### PROBLEM TO SOLVE
Repeat the data that follows in full. Do not include the pictures.

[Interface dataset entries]
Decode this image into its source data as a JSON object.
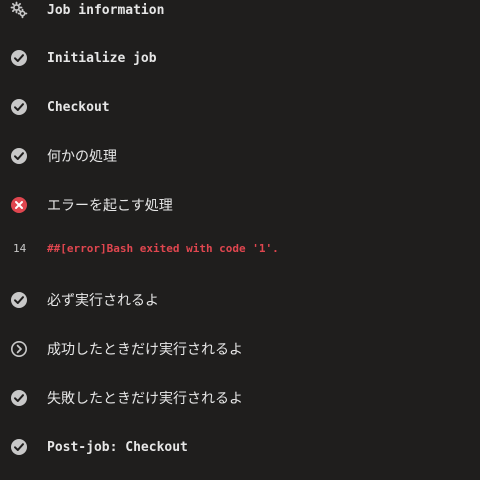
{
  "steps": [
    {
      "label": "Job information",
      "status": "settings",
      "icon": "gears-icon"
    },
    {
      "label": "Initialize job",
      "status": "success",
      "icon": "check-circle-icon"
    },
    {
      "label": "Checkout",
      "status": "success",
      "icon": "check-circle-icon"
    },
    {
      "label": "何かの処理",
      "status": "success",
      "icon": "check-circle-icon"
    },
    {
      "label": "エラーを起こす処理",
      "status": "failure",
      "icon": "x-circle-icon"
    },
    {
      "label": "必ず実行されるよ",
      "status": "success",
      "icon": "check-circle-icon"
    },
    {
      "label": "成功したときだけ実行されるよ",
      "status": "skipped",
      "icon": "chevron-circle-icon"
    },
    {
      "label": "失敗したときだけ実行されるよ",
      "status": "success",
      "icon": "check-circle-icon"
    },
    {
      "label": "Post-job: Checkout",
      "status": "success",
      "icon": "check-circle-icon"
    }
  ],
  "error_log": {
    "line_number": "14",
    "text": "##[error]Bash exited with code '1'."
  },
  "colors": {
    "background": "#1f1e1d",
    "success_icon": "#c8c8c8",
    "failure_icon": "#e0464f",
    "error_text": "#e0464f"
  }
}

### EXERCISE RESPONSE
Decode this image into its source data as a JSON object.
{
  "steps": [
    {
      "label": "Job information",
      "status": "settings",
      "icon": "gears-icon"
    },
    {
      "label": "Initialize job",
      "status": "success",
      "icon": "check-circle-icon"
    },
    {
      "label": "Checkout",
      "status": "success",
      "icon": "check-circle-icon"
    },
    {
      "label": "何かの処理",
      "status": "success",
      "icon": "check-circle-icon"
    },
    {
      "label": "エラーを起こす処理",
      "status": "failure",
      "icon": "x-circle-icon"
    },
    {
      "label": "必ず実行されるよ",
      "status": "success",
      "icon": "check-circle-icon"
    },
    {
      "label": "成功したときだけ実行されるよ",
      "status": "skipped",
      "icon": "chevron-circle-icon"
    },
    {
      "label": "失敗したときだけ実行されるよ",
      "status": "success",
      "icon": "check-circle-icon"
    },
    {
      "label": "Post-job: Checkout",
      "status": "success",
      "icon": "check-circle-icon"
    }
  ],
  "error_log": {
    "line_number": "14",
    "text": "##[error]Bash exited with code '1'."
  },
  "colors": {
    "background": "#1f1e1d",
    "success_icon": "#c8c8c8",
    "failure_icon": "#e0464f",
    "error_text": "#e0464f"
  }
}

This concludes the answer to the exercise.